However, a non-governmental source with close ties to the White House told AP the administration had received intelligence that the Syrians were mixing precursor chemicals for a possible sarin gas attack in either the east of south of the country, where government troops and their proxies have faced recent setbacks.
U.S. Ambassador to the United Nations Nikki Haley later said that "any further attacks done to the people of Syria will be blamed on Asaad, but also on Russia & Iran who support him killing his own people."
A Syrian minister has dismissed a White House statement alleging that President Bashar Assad's government is preparing a new chemical weapons attack, saying Damascus has not and will not use such arms.
Ali Haidar, the minister for national reconciliation, told The Associated Press on Tuesday that the White House statement foreshadowed a "diplomatic battle" that would be waged against Syria in the halls of the U.N.
Earlier Monday, Trump dined with Secretary of State Rex Tillerson, Defense Secretary Jim Mattis, National Security Adviser H.R. McMaster and other top officials as he hosted Indian Prime Minister Narendra Modi at the White House.
Assad had denied responsibility for the April attack on the town of Khan Sheikhoun in the rebel-held Idlib province that killed dozens of people, including children.

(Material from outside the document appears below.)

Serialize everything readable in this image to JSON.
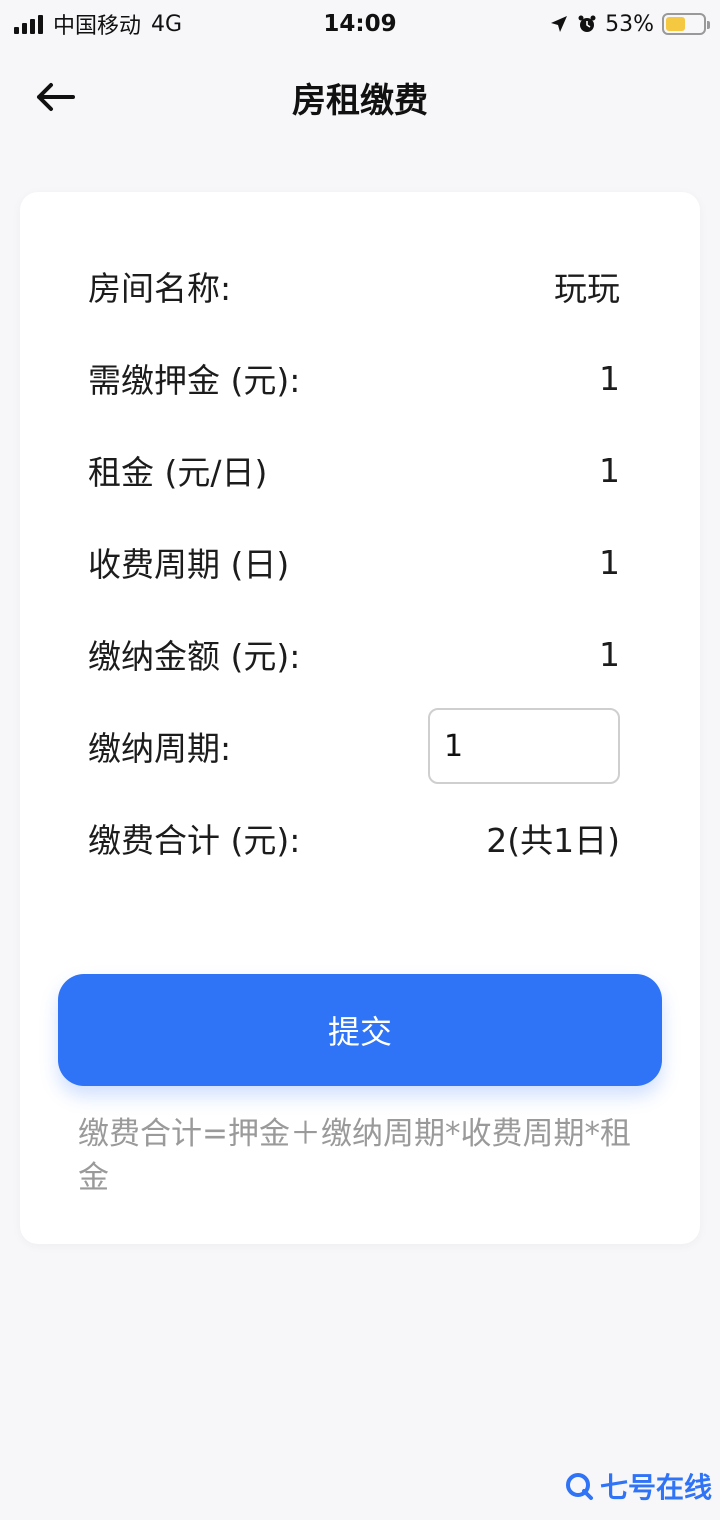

Victims show signs of suffocation, convulsions, foaming at the mouth and pupil constriction.
Days later, Trump launched a cruise missile strike on a Syrian government-controlled air base where U.S. officials said the Syrian military had launched the chemical attack.
It was the first direct American assault on the Syrian government and Trump's most dramatic military order since becoming president months before.
Trump said at the time that the Khan Sheikhoun attack crossed "many, many lines," and put the blame squarely on Assad's forces.